WHAT YOU NEED TO DO
Reproduce the entries in full, with no changes.

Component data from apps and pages
• • • •
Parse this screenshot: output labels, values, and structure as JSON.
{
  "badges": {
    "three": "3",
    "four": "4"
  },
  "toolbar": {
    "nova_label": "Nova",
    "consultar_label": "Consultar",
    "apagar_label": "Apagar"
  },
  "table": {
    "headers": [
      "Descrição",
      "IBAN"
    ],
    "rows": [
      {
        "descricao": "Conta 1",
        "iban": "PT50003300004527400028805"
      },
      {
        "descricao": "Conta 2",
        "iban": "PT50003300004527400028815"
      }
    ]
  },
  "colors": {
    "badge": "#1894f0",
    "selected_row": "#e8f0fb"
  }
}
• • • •
RESULT OF THIS EXERCISE
Parse this screenshot: output labels, values, and structure as JSON.
{
  "badges": {
    "three": "3",
    "four": "4"
  },
  "toolbar": {
    "nova_label": "Nova",
    "consultar_label": "Consultar",
    "apagar_label": "Apagar"
  },
  "table": {
    "headers": [
      "Descrição",
      "IBAN"
    ],
    "rows": [
      {
        "descricao": "Conta 1",
        "iban": "PT50003300004527400028805"
      },
      {
        "descricao": "Conta 2",
        "iban": "PT50003300004527400028815"
      }
    ]
  },
  "colors": {
    "badge": "#1894f0",
    "selected_row": "#e8f0fb"
  }
}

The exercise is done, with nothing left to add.